(The data)
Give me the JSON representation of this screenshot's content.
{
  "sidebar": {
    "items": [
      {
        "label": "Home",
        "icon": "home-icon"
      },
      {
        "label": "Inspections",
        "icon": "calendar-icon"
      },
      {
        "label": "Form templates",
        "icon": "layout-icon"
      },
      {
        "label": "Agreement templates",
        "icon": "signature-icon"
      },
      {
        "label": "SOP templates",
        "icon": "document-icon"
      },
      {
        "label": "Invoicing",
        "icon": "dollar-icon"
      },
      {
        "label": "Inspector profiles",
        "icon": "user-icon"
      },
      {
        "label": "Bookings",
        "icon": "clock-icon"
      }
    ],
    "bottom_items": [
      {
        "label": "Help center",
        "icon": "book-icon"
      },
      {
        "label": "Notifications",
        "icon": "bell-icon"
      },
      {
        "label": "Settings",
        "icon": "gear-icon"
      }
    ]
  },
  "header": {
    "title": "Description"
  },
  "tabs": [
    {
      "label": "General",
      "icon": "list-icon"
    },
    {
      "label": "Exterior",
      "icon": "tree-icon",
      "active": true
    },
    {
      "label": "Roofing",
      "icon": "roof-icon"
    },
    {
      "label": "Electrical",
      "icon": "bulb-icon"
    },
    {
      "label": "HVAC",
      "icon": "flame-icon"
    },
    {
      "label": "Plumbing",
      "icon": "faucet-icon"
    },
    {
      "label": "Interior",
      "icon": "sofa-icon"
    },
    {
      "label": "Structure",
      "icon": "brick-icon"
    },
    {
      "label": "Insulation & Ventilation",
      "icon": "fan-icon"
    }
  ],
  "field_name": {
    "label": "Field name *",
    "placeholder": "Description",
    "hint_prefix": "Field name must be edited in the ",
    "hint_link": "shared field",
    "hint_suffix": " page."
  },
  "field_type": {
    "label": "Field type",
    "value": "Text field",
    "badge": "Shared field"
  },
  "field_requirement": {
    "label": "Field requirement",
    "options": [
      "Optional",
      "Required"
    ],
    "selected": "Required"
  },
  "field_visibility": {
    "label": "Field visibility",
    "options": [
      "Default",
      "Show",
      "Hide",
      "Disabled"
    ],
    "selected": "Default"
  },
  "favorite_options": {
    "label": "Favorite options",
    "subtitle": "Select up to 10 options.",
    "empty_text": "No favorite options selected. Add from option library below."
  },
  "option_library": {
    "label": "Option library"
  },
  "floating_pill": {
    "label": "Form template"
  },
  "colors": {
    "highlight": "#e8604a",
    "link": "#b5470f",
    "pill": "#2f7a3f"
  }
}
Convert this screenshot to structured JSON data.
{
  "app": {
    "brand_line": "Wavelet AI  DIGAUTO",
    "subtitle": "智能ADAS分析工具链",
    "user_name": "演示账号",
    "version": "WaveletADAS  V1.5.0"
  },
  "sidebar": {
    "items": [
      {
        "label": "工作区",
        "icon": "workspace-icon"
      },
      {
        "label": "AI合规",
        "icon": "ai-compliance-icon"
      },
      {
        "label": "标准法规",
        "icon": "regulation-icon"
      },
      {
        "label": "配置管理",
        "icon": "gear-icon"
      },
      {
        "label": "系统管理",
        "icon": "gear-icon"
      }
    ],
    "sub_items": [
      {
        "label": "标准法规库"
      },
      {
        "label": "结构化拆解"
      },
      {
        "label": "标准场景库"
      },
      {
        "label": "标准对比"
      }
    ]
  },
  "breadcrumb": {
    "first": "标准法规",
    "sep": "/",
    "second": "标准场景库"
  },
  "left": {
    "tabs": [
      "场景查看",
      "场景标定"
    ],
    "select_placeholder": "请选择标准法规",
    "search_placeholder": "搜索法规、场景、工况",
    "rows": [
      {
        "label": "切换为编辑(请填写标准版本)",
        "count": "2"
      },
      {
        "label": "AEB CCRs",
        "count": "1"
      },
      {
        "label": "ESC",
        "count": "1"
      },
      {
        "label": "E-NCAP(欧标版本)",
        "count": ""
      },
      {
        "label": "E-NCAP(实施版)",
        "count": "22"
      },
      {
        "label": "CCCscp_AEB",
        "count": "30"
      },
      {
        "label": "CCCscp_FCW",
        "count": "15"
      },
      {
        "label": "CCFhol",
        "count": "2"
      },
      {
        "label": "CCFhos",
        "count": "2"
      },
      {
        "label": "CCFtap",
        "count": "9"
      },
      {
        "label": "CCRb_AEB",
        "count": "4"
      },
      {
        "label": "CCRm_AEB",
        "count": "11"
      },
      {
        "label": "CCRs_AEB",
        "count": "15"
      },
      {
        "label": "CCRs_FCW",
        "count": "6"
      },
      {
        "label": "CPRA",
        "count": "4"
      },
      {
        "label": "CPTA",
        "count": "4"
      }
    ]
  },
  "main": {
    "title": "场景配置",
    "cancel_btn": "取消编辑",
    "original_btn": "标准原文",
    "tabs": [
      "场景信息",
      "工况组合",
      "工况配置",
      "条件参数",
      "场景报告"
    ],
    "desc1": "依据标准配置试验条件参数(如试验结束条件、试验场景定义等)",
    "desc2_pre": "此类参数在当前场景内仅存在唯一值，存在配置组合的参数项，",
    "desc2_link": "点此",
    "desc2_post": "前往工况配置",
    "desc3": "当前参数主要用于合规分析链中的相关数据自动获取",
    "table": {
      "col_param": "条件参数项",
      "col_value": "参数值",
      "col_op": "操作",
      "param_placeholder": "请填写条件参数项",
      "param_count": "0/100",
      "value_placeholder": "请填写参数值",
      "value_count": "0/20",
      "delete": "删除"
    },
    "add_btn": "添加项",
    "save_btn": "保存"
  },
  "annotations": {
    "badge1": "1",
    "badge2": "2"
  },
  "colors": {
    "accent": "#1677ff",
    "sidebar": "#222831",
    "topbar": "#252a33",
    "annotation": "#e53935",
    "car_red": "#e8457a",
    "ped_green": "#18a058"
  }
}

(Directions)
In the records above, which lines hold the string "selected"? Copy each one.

(Expected answer)
    "selected": "Required"
    "selected": "Default"
    "empty_text": "No favorite options selected. Add from option library below."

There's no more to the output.